Fellow expat Alison Morton whose debut novel, Inceptio, is out now shares her thoughts on why we read.....
Wandering into strange territory
Why do we read? Often the answer is to experience how others acknowledge, deal with and recover from a challenge in their personal and professional lives. We want to share and perhaps learn from their dreams and struggles. More than anything we want to share their passion, their excitement, perhaps their fear, as they discover the kernel of their own humanity. But aren’t there only seven basic stories? Why then do we read an eighth, ninth or tenth one?
For me, the reason is to explore something different, whether it’s setting, theme, viewpoint, genre or language. Something may jolt me, arouse my curiosity, make me smile or even laugh aloud, or push me into changing a view I thought fixed. Every reader has been handed a book by a friend, glanced at the back cover and thought ‘This is not for me’ but smiled politely at the friend and thanked her. And one day, you pick it up and open it, thinking you’ll read a few pages just to see what motivated your normally sane friend into buying it. Several hours later, you put it down, numbed, entranced, exhausted, uplifted, the different world having invaded your head.
So it is with writing. Reaching into the past means not only researching a period in meticulous detail, but getting inside the heads of the characters, imagining what they see in their everyday world, what they smell, eat and touch. If you set your story in a different country, you apply the same process, but at least you can visit the places the characters would live in, smell the sea, touch the plants, walk under the hot blue sky, or freeze in a biting wind.
But if you invent that country, then your task is doubled. You have to get the geography right. Were you asleep in class when Mrs Turner did rainfall in Africa or the mountains that stretch across Europe? Now is the time to catch up on the history of the region around your imagined country. Next, there’s the social, economic and political development; this sounds dry, but every living person is a product of their local conditions. Their experience of living in a place and struggle to make sense of it is expressed through their culture. It’s an easy comparison, but J K Rowling is said to have filled notebooks with details of Harry Potter’s world, only a small proportion of which appeared in print.
The key is plausibility. Take a character working in law enforcement. Readers can accept cops being gentle or tough, enthusiastic, intellectual or world-weary. Law enforcers come from all genders, classes, races and ages and stand in different places along the personal morality ruler. But whether corrupt or clean, they must act like a recognisable form of cop. They catch criminals, arrest and charge them and operate within a judicial system. Legal practicalities can differ significantly from those we know, but they must be consistent with that society while remaining plausible for the reader. But a flashing blue light, or an oscillating siren on a police car, is a universal symbol that instantly connects readers back to their own world.
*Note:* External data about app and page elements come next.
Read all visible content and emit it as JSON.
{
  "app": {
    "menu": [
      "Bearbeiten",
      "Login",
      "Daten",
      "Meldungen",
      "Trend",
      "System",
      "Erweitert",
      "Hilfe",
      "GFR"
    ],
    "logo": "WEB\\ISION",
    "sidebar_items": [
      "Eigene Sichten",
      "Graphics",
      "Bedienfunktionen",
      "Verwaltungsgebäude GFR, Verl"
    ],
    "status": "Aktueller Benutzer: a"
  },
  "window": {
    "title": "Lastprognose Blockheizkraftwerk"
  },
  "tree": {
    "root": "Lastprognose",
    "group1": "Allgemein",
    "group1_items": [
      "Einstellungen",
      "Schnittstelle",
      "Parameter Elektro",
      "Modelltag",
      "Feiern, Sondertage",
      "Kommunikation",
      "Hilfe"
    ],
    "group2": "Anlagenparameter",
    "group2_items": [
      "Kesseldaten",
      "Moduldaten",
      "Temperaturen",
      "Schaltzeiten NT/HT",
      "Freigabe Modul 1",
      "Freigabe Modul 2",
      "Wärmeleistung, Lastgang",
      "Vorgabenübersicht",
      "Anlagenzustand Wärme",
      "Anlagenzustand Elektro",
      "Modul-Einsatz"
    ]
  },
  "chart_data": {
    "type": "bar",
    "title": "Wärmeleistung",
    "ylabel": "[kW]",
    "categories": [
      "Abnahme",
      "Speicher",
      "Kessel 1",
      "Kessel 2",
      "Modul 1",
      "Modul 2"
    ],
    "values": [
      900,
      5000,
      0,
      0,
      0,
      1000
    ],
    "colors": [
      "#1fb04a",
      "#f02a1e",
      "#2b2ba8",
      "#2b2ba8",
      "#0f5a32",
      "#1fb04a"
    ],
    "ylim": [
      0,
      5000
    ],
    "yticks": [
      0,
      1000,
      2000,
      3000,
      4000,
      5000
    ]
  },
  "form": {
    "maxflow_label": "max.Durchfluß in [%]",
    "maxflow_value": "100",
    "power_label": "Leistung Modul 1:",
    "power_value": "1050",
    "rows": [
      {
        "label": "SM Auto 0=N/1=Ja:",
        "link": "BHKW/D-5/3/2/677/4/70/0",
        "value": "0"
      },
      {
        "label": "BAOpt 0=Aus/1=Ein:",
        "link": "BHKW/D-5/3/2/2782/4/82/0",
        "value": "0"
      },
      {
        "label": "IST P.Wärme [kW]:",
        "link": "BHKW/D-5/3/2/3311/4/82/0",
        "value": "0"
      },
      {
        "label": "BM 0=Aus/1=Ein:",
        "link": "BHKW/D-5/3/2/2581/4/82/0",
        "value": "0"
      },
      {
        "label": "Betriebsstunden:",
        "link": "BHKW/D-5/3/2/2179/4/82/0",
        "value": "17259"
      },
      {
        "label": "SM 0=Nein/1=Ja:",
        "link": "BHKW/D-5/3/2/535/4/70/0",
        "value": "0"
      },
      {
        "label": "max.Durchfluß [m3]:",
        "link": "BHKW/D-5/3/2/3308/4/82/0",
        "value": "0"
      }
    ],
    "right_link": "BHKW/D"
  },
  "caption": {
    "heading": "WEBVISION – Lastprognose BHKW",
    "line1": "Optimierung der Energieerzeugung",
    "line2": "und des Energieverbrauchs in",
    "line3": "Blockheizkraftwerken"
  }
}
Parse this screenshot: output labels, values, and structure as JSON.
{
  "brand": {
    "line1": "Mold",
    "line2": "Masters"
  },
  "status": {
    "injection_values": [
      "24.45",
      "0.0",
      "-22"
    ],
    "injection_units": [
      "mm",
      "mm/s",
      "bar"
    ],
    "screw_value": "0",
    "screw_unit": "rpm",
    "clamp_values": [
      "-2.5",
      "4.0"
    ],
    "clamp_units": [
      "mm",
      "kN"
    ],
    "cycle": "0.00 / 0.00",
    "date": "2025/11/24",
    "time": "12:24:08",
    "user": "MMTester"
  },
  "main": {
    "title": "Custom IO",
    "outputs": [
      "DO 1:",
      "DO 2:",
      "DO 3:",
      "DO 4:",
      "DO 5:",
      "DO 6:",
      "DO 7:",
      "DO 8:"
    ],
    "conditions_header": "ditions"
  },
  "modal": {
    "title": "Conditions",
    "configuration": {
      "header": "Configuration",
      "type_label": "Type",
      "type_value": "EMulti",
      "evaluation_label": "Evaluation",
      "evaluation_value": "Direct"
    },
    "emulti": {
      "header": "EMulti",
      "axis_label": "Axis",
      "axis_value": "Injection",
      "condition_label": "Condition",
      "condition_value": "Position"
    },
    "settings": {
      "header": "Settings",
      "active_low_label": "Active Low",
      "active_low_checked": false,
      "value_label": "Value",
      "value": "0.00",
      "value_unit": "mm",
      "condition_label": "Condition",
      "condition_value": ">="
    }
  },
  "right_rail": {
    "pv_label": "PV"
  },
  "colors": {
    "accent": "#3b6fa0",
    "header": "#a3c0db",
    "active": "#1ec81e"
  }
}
Almost every story hinges upon implausibility – a set-up or a problem the writer has purposefully created. Readers will engage with it and follow as long as the writer keeps their trust. One way to do this is to infuse, but not flood, the story with corroborative detail so that it verifies and reinforces the original setting the writer has introduced. Even though my book is an alternate history thriller set in the 21st century, the Roman characters still say things like 'I wouldn't be in your sandals when he finds out.' And there are honey-coated biscuits (honey was important for the ancient Romans) not chocolate digestives in the squad room.
Another way to connect to readers when writing from an unfamiliar setting is to ensure the characters display normal behaviour. Human beings of all ages and cultures have similar emotional needs, hurts and joys. Of course, they're expressed differently, sometimes in an alienating or (to us) peculiar way. But a romantic relationship, whether as painful as in The Remains of the Day or as instant as Colonel Brandon when he sees Marianne in Sense and Sensibility or the careful but intense relationship of Eve Dallas and Roarke in J D Robb’s Death series set in 2057 New York, binds us into their stories.
My protagonist, Karen, is born and raised in the US (although not quite the same US we know) and arrives in the imagined European country of Roma Nova, founded sixteen hundred years before by Roman exiles. Experiencing culture shock and adaptation through her eyes adds another layer of exploring difference for the reader. Karen stumbles along an all too-familiar rocky path in her relationships, but her chief concern is to stay alive when a US government enforcer is hunting her – a classic plot familiar to hundreds of thousands of thriller readers.
Blending the recognisable with the unusual, whether an imaginary setting, an alternative version of reality, or crossing from one culture to another, or even all three, allows us to expand our choices beyond our usual ones and perhaps find new pleasures.
For more information about Alison and her books...